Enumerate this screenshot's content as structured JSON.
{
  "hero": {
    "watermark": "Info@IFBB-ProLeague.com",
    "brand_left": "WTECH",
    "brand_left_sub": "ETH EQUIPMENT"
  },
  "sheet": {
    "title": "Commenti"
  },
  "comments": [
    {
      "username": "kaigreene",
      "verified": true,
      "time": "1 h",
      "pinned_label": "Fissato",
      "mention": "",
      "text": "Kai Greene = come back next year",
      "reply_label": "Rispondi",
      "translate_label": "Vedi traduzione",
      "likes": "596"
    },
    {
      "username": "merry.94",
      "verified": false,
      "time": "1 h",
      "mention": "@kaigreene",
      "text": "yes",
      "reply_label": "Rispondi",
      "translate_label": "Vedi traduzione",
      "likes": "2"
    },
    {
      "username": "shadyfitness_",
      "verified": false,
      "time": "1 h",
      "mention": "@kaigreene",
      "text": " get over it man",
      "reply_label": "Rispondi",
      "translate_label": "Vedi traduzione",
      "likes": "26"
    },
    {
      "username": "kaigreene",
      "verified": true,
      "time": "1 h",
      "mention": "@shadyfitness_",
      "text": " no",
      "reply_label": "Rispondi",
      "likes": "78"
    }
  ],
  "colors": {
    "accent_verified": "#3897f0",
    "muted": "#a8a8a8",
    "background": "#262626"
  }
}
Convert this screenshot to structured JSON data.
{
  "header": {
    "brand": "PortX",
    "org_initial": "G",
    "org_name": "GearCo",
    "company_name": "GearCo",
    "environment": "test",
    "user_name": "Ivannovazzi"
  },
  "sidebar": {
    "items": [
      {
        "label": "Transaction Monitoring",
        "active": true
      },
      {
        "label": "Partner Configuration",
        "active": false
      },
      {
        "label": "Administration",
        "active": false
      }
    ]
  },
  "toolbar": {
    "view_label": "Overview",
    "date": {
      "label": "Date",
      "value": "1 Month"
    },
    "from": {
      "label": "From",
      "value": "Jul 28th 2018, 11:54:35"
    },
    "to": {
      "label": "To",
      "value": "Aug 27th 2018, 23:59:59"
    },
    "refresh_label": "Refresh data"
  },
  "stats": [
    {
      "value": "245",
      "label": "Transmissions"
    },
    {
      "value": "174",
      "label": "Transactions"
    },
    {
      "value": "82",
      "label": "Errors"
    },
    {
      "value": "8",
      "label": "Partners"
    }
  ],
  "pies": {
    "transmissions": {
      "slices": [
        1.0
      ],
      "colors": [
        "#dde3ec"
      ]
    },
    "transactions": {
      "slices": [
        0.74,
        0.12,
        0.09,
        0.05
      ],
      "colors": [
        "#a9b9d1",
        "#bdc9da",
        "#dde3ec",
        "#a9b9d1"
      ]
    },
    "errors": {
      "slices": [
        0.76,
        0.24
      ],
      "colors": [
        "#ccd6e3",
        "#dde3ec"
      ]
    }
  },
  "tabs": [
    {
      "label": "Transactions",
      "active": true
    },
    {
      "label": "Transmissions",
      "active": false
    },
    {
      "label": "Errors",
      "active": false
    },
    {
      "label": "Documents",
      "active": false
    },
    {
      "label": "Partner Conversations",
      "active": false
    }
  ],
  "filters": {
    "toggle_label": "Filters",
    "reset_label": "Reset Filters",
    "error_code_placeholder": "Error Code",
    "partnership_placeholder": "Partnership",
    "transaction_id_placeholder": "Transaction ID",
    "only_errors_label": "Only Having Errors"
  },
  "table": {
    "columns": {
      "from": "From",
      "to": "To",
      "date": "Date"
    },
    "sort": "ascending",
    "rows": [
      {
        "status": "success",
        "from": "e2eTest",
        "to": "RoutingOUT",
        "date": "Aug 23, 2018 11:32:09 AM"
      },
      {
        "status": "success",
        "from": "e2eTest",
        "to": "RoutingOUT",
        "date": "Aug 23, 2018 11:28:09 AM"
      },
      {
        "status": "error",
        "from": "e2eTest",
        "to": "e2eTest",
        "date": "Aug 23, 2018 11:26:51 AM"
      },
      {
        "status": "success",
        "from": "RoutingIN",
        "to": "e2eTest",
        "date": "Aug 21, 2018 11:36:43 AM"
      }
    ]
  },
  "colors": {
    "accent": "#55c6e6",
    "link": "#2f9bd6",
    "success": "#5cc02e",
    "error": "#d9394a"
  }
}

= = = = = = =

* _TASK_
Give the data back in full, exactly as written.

* _EXERCISE SOLUTION_
Enumerate this screenshot's content as structured JSON.
{
  "hero": {
    "watermark": "Info@IFBB-ProLeague.com",
    "brand_left": "WTECH",
    "brand_left_sub": "ETH EQUIPMENT"
  },
  "sheet": {
    "title": "Commenti"
  },
  "comments": [
    {
      "username": "kaigreene",
      "verified": true,
      "time": "1 h",
      "pinned_label": "Fissato",
      "mention": "",
      "text": "Kai Greene = come back next year",
      "reply_label": "Rispondi",
      "translate_label": "Vedi traduzione",
      "likes": "596"
    },
    {
      "username": "merry.94",
      "verified": false,
      "time": "1 h",
      "mention": "@kaigreene",
      "text": "yes",
      "reply_label": "Rispondi",
      "translate_label": "Vedi traduzione",
      "likes": "2"
    },
    {
      "username": "shadyfitness_",
      "verified": false,
      "time": "1 h",
      "mention": "@kaigreene",
      "text": " get over it man",
      "reply_label": "Rispondi",
      "translate_label": "Vedi traduzione",
      "likes": "26"
    },
    {
      "username": "kaigreene",
      "verified": true,
      "time": "1 h",
      "mention": "@shadyfitness_",
      "text": " no",
      "reply_label": "Rispondi",
      "likes": "78"
    }
  ],
  "colors": {
    "accent_verified": "#3897f0",
    "muted": "#a8a8a8",
    "background": "#262626"
  }
}
Convert this screenshot to structured JSON data.
{
  "header": {
    "brand": "PortX",
    "org_initial": "G",
    "org_name": "GearCo",
    "company_name": "GearCo",
    "environment": "test",
    "user_name": "Ivannovazzi"
  },
  "sidebar": {
    "items": [
      {
        "label": "Transaction Monitoring",
        "active": true
      },
      {
        "label": "Partner Configuration",
        "active": false
      },
      {
        "label": "Administration",
        "active": false
      }
    ]
  },
  "toolbar": {
    "view_label": "Overview",
    "date": {
      "label": "Date",
      "value": "1 Month"
    },
    "from": {
      "label": "From",
      "value": "Jul 28th 2018, 11:54:35"
    },
    "to": {
      "label": "To",
      "value": "Aug 27th 2018, 23:59:59"
    },
    "refresh_label": "Refresh data"
  },
  "stats": [
    {
      "value": "245",
      "label": "Transmissions"
    },
    {
      "value": "174",
      "label": "Transactions"
    },
    {
      "value": "82",
      "label": "Errors"
    },
    {
      "value": "8",
      "label": "Partners"
    }
  ],
  "pies": {
    "transmissions": {
      "slices": [
        1.0
      ],
      "colors": [
        "#dde3ec"
      ]
    },
    "transactions": {
      "slices": [
        0.74,
        0.12,
        0.09,
        0.05
      ],
      "colors": [
        "#a9b9d1",
        "#bdc9da",
        "#dde3ec",
        "#a9b9d1"
      ]
    },
    "errors": {
      "slices": [
        0.76,
        0.24
      ],
      "colors": [
        "#ccd6e3",
        "#dde3ec"
      ]
    }
  },
  "tabs": [
    {
      "label": "Transactions",
      "active": true
    },
    {
      "label": "Transmissions",
      "active": false
    },
    {
      "label": "Errors",
      "active": false
    },
    {
      "label": "Documents",
      "active": false
    },
    {
      "label": "Partner Conversations",
      "active": false
    }
  ],
  "filters": {
    "toggle_label": "Filters",
    "reset_label": "Reset Filters",
    "error_code_placeholder": "Error Code",
    "partnership_placeholder": "Partnership",
    "transaction_id_placeholder": "Transaction ID",
    "only_errors_label": "Only Having Errors"
  },
  "table": {
    "columns": {
      "from": "From",
      "to": "To",
      "date": "Date"
    },
    "sort": "ascending",
    "rows": [
      {
        "status": "success",
        "from": "e2eTest",
        "to": "RoutingOUT",
        "date": "Aug 23, 2018 11:32:09 AM"
      },
      {
        "status": "success",
        "from": "e2eTest",
        "to": "RoutingOUT",
        "date": "Aug 23, 2018 11:28:09 AM"
      },
      {
        "status": "error",
        "from": "e2eTest",
        "to": "e2eTest",
        "date": "Aug 23, 2018 11:26:51 AM"
      },
      {
        "status": "success",
        "from": "RoutingIN",
        "to": "e2eTest",
        "date": "Aug 21, 2018 11:36:43 AM"
      }
    ]
  },
  "colors": {
    "accent": "#55c6e6",
    "link": "#2f9bd6",
    "success": "#5cc02e",
    "error": "#d9394a"
  }
}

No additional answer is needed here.